[Problem to work on] Look for the line containing "Parse this screenshot: output" in the entries below, then print that line and all that follow it exactly.

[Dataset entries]
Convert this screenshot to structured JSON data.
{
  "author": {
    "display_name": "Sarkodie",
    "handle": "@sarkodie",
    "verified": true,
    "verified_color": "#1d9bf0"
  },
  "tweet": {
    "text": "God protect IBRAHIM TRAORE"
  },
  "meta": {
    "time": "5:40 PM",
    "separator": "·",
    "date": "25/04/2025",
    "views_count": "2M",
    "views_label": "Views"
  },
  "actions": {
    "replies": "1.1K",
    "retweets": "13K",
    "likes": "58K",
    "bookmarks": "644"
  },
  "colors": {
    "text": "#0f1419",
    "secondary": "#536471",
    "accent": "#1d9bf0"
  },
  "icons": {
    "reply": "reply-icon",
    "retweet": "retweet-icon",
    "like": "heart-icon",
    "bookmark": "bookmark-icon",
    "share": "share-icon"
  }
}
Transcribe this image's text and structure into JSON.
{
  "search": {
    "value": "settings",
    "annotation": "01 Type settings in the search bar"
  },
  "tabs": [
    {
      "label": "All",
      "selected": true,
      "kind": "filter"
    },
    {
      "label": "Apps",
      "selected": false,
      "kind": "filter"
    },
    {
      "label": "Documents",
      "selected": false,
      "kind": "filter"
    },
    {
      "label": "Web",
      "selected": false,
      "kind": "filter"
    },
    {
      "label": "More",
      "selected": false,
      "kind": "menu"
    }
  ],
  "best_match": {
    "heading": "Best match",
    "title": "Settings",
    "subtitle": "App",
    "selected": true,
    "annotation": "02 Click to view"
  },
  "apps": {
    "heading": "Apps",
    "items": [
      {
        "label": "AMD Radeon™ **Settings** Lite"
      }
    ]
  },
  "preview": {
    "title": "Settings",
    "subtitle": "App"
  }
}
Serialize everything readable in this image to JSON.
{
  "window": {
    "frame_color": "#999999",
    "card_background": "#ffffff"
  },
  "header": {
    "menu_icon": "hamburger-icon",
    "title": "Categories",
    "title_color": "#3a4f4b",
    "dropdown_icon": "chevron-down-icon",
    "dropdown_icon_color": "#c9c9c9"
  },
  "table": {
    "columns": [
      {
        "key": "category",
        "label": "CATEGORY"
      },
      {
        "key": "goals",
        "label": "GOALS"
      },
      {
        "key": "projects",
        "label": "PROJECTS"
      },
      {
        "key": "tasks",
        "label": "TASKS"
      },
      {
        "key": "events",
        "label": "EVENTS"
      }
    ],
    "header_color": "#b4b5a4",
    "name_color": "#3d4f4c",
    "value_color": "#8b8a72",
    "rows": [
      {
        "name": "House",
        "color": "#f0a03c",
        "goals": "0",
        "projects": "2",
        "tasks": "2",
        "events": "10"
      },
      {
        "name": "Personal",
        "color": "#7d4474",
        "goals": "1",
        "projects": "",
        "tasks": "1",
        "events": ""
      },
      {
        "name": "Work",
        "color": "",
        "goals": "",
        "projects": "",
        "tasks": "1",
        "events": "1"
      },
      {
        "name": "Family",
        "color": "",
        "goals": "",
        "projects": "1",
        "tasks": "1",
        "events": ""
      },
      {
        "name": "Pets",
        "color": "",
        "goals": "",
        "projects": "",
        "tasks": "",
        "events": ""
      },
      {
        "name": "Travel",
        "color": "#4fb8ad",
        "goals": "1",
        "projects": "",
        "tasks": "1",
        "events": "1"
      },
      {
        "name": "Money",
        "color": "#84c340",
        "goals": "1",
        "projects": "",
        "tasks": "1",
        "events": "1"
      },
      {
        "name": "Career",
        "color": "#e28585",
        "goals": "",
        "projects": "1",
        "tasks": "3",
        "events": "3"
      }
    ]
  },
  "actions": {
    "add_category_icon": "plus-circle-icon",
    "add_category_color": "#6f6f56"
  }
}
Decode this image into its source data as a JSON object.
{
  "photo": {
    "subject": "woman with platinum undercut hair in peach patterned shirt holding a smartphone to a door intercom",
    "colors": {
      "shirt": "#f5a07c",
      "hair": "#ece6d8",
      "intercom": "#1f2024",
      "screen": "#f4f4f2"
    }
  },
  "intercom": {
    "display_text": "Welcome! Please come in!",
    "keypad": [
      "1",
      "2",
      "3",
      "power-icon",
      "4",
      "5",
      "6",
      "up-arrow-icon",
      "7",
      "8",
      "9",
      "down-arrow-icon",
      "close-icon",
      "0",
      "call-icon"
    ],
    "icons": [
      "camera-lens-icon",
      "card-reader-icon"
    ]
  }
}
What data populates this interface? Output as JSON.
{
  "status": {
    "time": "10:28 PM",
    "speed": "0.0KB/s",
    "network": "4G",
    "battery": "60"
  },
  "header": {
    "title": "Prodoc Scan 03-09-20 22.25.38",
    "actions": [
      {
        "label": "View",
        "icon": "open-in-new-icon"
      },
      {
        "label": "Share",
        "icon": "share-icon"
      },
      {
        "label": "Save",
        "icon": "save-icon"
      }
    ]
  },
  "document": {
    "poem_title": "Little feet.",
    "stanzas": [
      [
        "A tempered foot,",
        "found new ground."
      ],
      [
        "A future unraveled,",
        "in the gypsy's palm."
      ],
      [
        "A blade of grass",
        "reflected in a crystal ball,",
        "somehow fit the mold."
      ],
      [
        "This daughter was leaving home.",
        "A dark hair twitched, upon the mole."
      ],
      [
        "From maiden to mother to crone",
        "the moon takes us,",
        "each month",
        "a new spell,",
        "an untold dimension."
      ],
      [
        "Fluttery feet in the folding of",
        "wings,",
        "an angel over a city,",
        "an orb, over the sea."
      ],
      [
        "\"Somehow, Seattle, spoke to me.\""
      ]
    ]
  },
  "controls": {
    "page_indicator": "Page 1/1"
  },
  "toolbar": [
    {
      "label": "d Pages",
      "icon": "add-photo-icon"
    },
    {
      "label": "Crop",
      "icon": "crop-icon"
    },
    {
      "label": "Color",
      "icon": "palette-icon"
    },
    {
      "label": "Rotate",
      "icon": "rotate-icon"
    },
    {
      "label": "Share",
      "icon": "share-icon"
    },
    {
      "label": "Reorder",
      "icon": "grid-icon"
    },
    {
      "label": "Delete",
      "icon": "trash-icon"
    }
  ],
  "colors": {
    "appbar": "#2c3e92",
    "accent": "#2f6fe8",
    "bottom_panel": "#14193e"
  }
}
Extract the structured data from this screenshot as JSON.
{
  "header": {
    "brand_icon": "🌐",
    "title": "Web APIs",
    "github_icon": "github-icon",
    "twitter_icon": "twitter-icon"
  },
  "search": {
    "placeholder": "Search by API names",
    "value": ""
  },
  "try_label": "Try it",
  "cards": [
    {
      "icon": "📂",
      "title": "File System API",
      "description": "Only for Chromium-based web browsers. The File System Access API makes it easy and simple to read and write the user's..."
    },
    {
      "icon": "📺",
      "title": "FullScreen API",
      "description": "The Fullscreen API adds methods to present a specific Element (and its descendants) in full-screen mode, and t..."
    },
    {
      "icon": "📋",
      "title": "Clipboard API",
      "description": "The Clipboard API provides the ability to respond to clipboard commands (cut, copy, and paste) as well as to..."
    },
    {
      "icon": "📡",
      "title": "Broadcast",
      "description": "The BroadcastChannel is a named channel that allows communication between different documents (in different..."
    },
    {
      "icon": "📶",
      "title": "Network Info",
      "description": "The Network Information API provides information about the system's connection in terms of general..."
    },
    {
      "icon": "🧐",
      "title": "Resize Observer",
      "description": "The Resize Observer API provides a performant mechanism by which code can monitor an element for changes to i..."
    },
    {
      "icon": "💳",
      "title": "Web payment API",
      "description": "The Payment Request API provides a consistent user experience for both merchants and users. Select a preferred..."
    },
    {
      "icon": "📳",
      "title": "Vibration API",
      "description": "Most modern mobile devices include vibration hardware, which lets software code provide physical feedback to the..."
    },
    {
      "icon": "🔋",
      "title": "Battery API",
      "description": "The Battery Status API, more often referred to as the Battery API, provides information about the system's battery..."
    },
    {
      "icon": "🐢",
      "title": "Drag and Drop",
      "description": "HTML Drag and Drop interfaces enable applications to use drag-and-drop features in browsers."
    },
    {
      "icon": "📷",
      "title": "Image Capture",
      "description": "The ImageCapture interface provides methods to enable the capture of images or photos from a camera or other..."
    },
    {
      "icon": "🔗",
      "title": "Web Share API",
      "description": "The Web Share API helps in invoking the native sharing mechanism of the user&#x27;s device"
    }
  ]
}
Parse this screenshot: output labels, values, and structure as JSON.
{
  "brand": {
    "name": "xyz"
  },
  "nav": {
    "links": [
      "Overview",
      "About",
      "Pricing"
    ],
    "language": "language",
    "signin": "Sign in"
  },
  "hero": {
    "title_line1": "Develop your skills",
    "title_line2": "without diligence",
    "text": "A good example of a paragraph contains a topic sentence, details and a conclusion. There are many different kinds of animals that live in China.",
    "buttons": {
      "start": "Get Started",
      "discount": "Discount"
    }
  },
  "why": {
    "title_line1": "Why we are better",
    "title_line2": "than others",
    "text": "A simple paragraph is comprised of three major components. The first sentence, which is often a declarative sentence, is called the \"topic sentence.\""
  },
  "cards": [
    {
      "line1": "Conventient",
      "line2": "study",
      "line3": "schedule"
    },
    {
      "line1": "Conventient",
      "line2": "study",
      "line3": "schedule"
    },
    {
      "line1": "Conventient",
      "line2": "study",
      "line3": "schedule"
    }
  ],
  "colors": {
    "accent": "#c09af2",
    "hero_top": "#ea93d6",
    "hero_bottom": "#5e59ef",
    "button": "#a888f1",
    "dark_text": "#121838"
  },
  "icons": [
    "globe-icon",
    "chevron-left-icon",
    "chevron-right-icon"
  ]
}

[Answer area]
Parse this screenshot: output labels, values, and structure as JSON.
{
  "brand": {
    "name": "xyz"
  },
  "nav": {
    "links": [
      "Overview",
      "About",
      "Pricing"
    ],
    "language": "language",
    "signin": "Sign in"
  },
  "hero": {
    "title_line1": "Develop your skills",
    "title_line2": "without diligence",
    "text": "A good example of a paragraph contains a topic sentence, details and a conclusion. There are many different kinds of animals that live in China.",
    "buttons": {
      "start": "Get Started",
      "discount": "Discount"
    }
  },
  "why": {
    "title_line1": "Why we are better",
    "title_line2": "than others",
    "text": "A simple paragraph is comprised of three major components. The first sentence, which is often a declarative sentence, is called the \"topic sentence.\""
  },
  "cards": [
    {
      "line1": "Conventient",
      "line2": "study",
      "line3": "schedule"
    },
    {
      "line1": "Conventient",
      "line2": "study",
      "line3": "schedule"
    },
    {
      "line1": "Conventient",
      "line2": "study",
      "line3": "schedule"
    }
  ],
  "colors": {
    "accent": "#c09af2",
    "hero_top": "#ea93d6",
    "hero_bottom": "#5e59ef",
    "button": "#a888f1",
    "dark_text": "#121838"
  },
  "icons": [
    "globe-icon",
    "chevron-left-icon",
    "chevron-right-icon"
  ]
}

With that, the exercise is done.